EXERCISE = Filter the entries down to the lines holding "teléfono", then copy those lines.

**** AVAILABLE DATA

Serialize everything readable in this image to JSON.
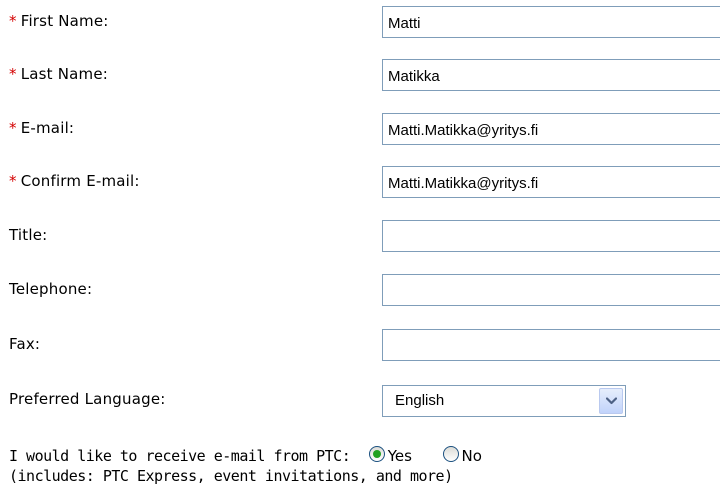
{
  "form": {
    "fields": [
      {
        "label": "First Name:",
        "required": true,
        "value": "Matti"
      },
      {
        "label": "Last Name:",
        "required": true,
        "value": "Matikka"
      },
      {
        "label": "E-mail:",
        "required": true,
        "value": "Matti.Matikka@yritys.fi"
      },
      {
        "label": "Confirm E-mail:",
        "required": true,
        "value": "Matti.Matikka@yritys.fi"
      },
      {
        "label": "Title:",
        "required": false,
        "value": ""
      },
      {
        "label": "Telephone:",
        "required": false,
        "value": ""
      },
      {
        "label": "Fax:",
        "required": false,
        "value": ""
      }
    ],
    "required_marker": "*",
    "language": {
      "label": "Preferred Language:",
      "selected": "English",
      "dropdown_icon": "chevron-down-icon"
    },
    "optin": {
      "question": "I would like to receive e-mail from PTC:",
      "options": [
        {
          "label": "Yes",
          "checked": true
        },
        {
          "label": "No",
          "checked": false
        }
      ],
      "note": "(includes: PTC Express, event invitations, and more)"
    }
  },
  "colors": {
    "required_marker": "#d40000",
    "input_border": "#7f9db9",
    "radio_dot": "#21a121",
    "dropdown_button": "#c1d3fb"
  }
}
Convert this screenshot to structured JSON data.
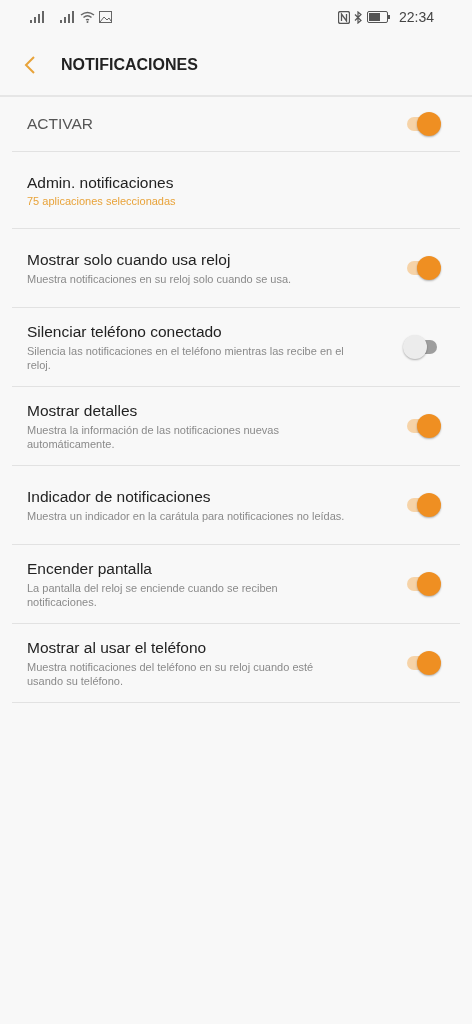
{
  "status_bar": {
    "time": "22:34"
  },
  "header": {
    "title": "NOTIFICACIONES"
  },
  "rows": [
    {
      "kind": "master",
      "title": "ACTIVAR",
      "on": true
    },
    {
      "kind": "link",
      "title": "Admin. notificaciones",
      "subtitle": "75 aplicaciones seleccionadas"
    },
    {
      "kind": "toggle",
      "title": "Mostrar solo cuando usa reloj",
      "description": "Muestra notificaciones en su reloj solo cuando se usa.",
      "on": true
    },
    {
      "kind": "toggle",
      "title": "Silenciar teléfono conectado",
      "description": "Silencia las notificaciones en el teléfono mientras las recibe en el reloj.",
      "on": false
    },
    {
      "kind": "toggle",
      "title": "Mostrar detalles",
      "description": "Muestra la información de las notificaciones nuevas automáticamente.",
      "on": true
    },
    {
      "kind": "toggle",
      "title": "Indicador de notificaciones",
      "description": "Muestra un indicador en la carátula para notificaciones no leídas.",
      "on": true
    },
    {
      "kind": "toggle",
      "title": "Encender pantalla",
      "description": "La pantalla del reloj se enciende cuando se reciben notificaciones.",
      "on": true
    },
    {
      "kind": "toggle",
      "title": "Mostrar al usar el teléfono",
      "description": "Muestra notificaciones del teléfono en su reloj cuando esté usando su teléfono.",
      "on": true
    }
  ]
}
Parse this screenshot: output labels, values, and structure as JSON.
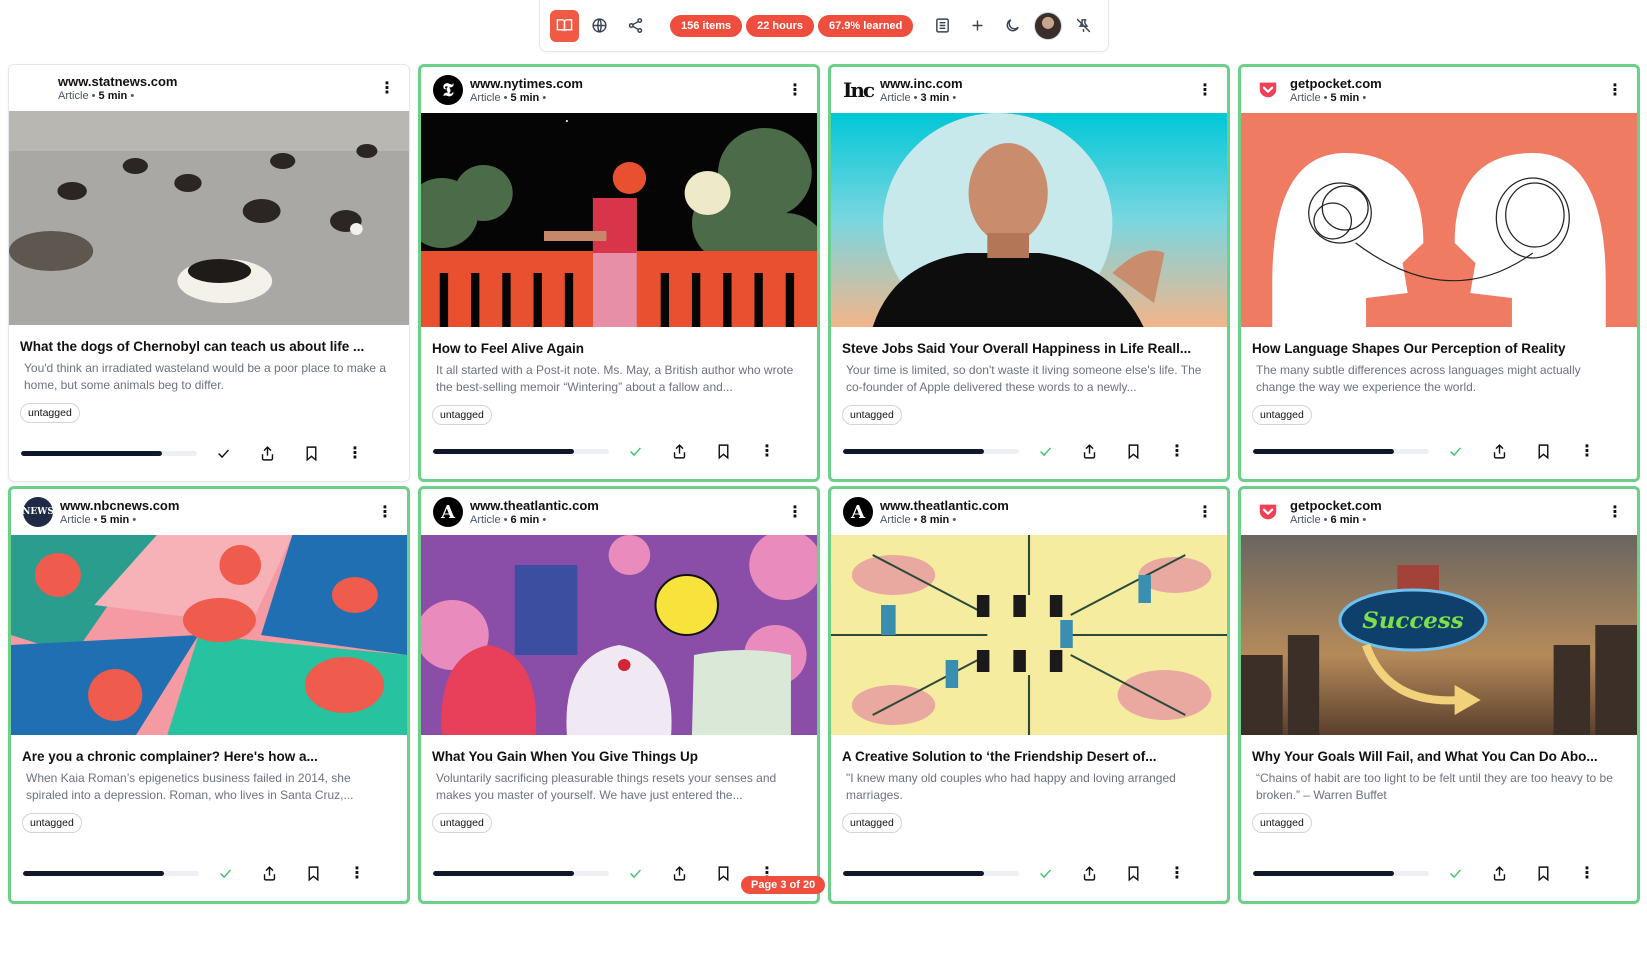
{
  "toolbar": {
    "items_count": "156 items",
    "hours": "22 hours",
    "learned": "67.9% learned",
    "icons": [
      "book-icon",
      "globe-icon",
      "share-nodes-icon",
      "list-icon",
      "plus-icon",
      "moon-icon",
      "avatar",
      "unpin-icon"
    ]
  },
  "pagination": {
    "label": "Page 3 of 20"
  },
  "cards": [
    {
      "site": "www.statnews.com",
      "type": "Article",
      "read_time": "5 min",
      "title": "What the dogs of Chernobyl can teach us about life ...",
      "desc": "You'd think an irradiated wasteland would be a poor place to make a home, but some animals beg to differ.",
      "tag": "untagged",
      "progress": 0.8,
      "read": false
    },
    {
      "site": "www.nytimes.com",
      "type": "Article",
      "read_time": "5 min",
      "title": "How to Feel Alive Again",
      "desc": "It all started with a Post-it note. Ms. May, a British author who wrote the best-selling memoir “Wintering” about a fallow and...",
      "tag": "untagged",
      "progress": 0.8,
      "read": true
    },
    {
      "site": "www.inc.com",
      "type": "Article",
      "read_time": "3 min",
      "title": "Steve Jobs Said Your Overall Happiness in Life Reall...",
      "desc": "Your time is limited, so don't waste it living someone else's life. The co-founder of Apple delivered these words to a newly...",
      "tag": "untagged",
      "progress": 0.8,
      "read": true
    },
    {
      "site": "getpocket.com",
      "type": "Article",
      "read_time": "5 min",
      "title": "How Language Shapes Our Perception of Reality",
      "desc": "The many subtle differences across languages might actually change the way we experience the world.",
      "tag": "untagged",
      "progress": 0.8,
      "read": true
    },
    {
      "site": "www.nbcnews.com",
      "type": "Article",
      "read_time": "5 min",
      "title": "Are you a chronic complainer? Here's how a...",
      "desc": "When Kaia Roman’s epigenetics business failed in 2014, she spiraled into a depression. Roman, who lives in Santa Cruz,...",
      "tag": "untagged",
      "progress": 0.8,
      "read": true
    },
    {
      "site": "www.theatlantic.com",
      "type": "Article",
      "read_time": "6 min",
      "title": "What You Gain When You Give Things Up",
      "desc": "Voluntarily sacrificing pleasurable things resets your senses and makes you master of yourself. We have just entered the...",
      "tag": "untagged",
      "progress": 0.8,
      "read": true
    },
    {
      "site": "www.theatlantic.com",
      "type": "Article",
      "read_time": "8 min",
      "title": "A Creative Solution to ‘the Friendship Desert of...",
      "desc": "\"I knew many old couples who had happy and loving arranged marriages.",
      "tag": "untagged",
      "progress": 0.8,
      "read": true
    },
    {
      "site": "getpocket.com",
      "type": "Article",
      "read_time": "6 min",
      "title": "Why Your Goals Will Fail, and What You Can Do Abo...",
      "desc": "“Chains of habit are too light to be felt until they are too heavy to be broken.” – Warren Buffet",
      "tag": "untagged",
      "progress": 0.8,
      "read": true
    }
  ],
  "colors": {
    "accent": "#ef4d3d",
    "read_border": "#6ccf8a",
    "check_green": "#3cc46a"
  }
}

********

RESPONSE AREA =
      "title": "Silenciar teléfono conectado",
      "description": "Silencia las notificaciones en el teléfono mientras las recibe en el reloj.",
      "title": "Mostrar al usar el teléfono",
      "description": "Muestra notificaciones del teléfono en su reloj cuando esté usando su teléfono.",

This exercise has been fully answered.